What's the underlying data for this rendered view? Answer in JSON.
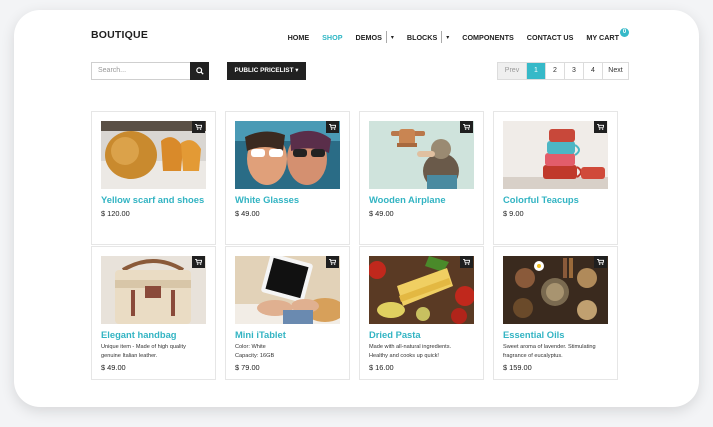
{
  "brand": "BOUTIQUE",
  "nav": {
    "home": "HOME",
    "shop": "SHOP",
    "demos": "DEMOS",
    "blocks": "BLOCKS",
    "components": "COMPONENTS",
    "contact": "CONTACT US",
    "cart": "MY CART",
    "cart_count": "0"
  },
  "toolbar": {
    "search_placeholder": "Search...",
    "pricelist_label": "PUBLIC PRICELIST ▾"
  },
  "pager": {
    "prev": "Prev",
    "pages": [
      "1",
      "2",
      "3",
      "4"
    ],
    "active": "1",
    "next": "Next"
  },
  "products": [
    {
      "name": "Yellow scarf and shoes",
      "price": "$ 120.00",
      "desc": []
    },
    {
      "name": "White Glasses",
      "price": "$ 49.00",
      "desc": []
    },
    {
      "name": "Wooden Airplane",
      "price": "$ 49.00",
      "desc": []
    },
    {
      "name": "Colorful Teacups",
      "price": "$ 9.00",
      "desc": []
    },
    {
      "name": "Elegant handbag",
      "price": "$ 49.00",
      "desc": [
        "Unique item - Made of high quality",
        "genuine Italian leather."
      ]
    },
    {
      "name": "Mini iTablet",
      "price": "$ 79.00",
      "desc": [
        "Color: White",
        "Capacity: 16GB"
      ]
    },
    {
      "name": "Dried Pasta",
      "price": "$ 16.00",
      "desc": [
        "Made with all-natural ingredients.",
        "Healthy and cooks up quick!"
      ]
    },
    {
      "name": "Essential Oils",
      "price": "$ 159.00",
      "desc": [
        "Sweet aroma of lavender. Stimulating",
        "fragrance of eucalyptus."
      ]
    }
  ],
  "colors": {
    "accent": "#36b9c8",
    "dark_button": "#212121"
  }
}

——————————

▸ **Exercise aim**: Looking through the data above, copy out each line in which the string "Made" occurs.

▸ **Task output**:
        "Unique item - Made of high quality",
        "Made with all-natural ingredients.",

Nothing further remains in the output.